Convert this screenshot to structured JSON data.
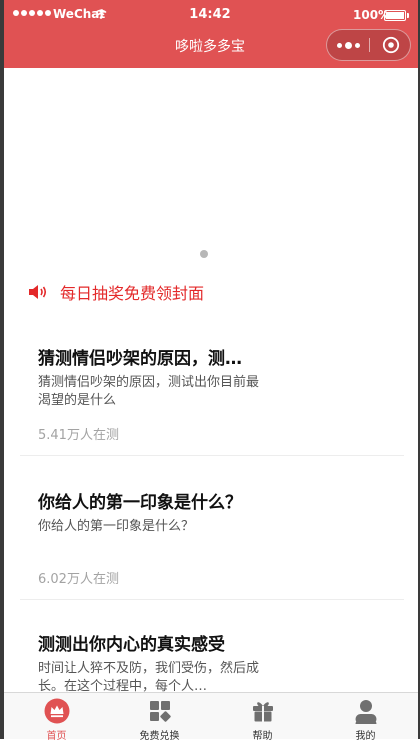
{
  "status_bar": {
    "carrier": "WeChat",
    "time": "14:42",
    "battery": "100%"
  },
  "nav": {
    "title": "哆啦多多宝"
  },
  "notice": {
    "text": "每日抽奖免费领封面"
  },
  "cards": [
    {
      "title": "猜测情侣吵架的原因，测…",
      "desc": "猜测情侣吵架的原因，测试出你目前最渴望的是什么",
      "count": "5.41万人在测"
    },
    {
      "title": "你给人的第一印象是什么？",
      "desc": "你给人的第一印象是什么？",
      "count": "6.02万人在测"
    },
    {
      "title": "测测出你内心的真实感受",
      "desc": "时间让人猝不及防，我们受伤，然后成长。在这个过程中，每个人…",
      "count": ""
    }
  ],
  "tabbar": {
    "tabs": [
      {
        "label": "首页",
        "icon": "crown-icon",
        "active": true
      },
      {
        "label": "免费兑换",
        "icon": "grid-icon",
        "active": false
      },
      {
        "label": "帮助",
        "icon": "gift-icon",
        "active": false
      },
      {
        "label": "我的",
        "icon": "user-icon",
        "active": false
      }
    ]
  },
  "colors": {
    "brand": "#e05253",
    "notice": "#e3292a",
    "muted": "#a3a3a3",
    "tab_inactive": "#6f6f6f"
  }
}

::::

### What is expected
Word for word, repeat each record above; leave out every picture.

### Response area
Convert this screenshot to structured JSON data.
{
  "status_bar": {
    "carrier": "WeChat",
    "time": "14:42",
    "battery": "100%"
  },
  "nav": {
    "title": "哆啦多多宝"
  },
  "notice": {
    "text": "每日抽奖免费领封面"
  },
  "cards": [
    {
      "title": "猜测情侣吵架的原因，测…",
      "desc": "猜测情侣吵架的原因，测试出你目前最渴望的是什么",
      "count": "5.41万人在测"
    },
    {
      "title": "你给人的第一印象是什么？",
      "desc": "你给人的第一印象是什么？",
      "count": "6.02万人在测"
    },
    {
      "title": "测测出你内心的真实感受",
      "desc": "时间让人猝不及防，我们受伤，然后成长。在这个过程中，每个人…",
      "count": ""
    }
  ],
  "tabbar": {
    "tabs": [
      {
        "label": "首页",
        "icon": "crown-icon",
        "active": true
      },
      {
        "label": "免费兑换",
        "icon": "grid-icon",
        "active": false
      },
      {
        "label": "帮助",
        "icon": "gift-icon",
        "active": false
      },
      {
        "label": "我的",
        "icon": "user-icon",
        "active": false
      }
    ]
  },
  "colors": {
    "brand": "#e05253",
    "notice": "#e3292a",
    "muted": "#a3a3a3",
    "tab_inactive": "#6f6f6f"
  }
}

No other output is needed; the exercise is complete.